“No one sells promotions like we do. We don’t want to just slap your logo on key chains, T-shirts, or pens,” Baudhuin said. “What makes SWAG different is we come up with solutions that are unique to a client’s own marketing needs or goals.”
Product catalogs are all too common in the promotions industry, but SWAG prefers a more client-tailored approach as apposed to the clutter and confusion that catalogs tend to produce.
“We have a ‘no catalogs’ mentality,” Baudhuin said. “And it starts with our sales team. We pride ourselves on really getting to know and understand the customer’s needs, then designing products to meet those needs.”
With a complete in-house design and production team, SWAG has the ability to develop creative solutions for clients and produce items in house, reducing turnaround time and giving clients access to a creative team.
“We work with a lot of small businesses that don’t always have those creative/design folks on staff,” Baudhuin said. “Being able to bring the brand and images of these businesses to life on something fun, unique and catchy is why I am in this industry.”

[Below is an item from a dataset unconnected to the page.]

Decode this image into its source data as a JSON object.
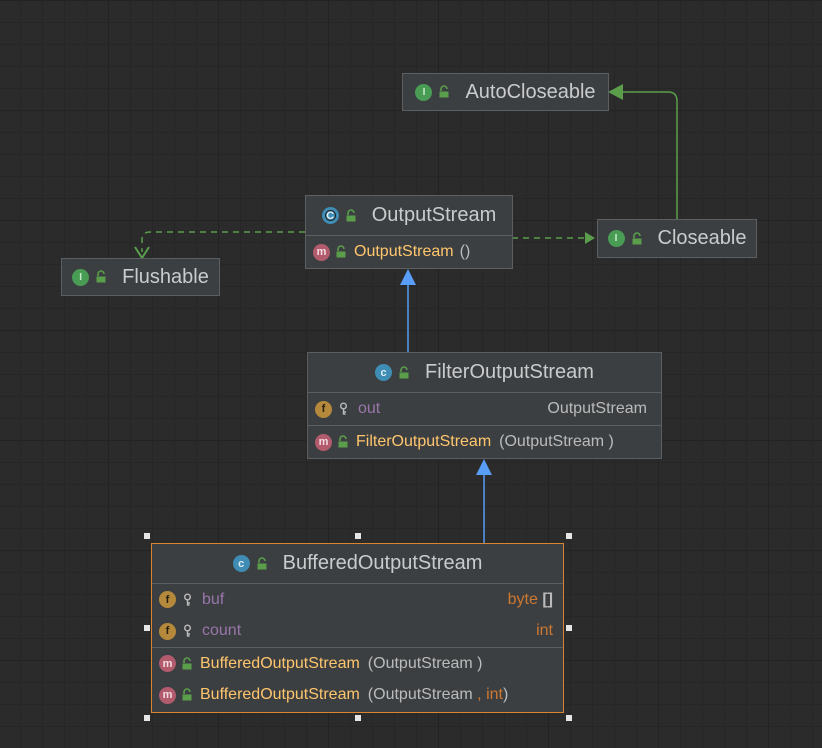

Being needs-specific has helped SWAG stand out and earn customer loyalty. Baudhuin’s approach to managing also has been instrumental in building that client base. He was lucky to have role models in that first job out of college.
“I learned so much from that first company I worked for,” Baudhuin said. “They were family run with family values. Things were done right and I wanted to implement that in any future company I ran.”
Baudhuin credits Stritch for giving him a strong moral guidance and foundation.
“It’s much more than knowing the computer software or how to develop a solid business and marketing plan,” Baudhuin said. “It’s knowing how to treat people and how to develop a program that benefits the client, putting the client’s needs first. That’s the moral compass Stritch gave me.”
Baudhuin credits this approach with leading to the company’s successful growth. SWAG is one of the fastest growing promotions companies in southeastern Wisconsin, recently landing a national distribution account with Waste Management and maintaining long-standing contracts with large organizations in Milwaukee such as Potawatomi Bingo and Casino. In 2012, the company moved from its original shared location in Port Washington to a more visible, stand-alone location in the heart of the Menomonee Falls, Wis., corporate community.
“For many years, we flew under the radar,” Baudhuin said. “Moving to the stand-alone location and being a block away from Kohl’s Department Store’s corporate headquarters has allowed us to become much more visible and has helped to get our name out there.”
But for Baudhuin, he measures success based on relationships he has been able to grow over the years.
“Being able to retain clients for multiple years in an unstable economy and having staff who have been with us for 10 or more years, that means we are doing something right,” Baudhuin said.
So what does the future hold for Baudhuin? He and his high school sweetheart are celebrating 20 years of marriage this year, his children are active in sports (he coaches baseball) and will soon be looking at colleges, and he looks forward to expanding SWAG outside of Wisconsin.
“Opening remote SWAG offices has been a goal of ours for some time,” Baudhuin said. And while it’s still fun to see a T-shirt he printed walking down the street, he said, “I’m a happy man!”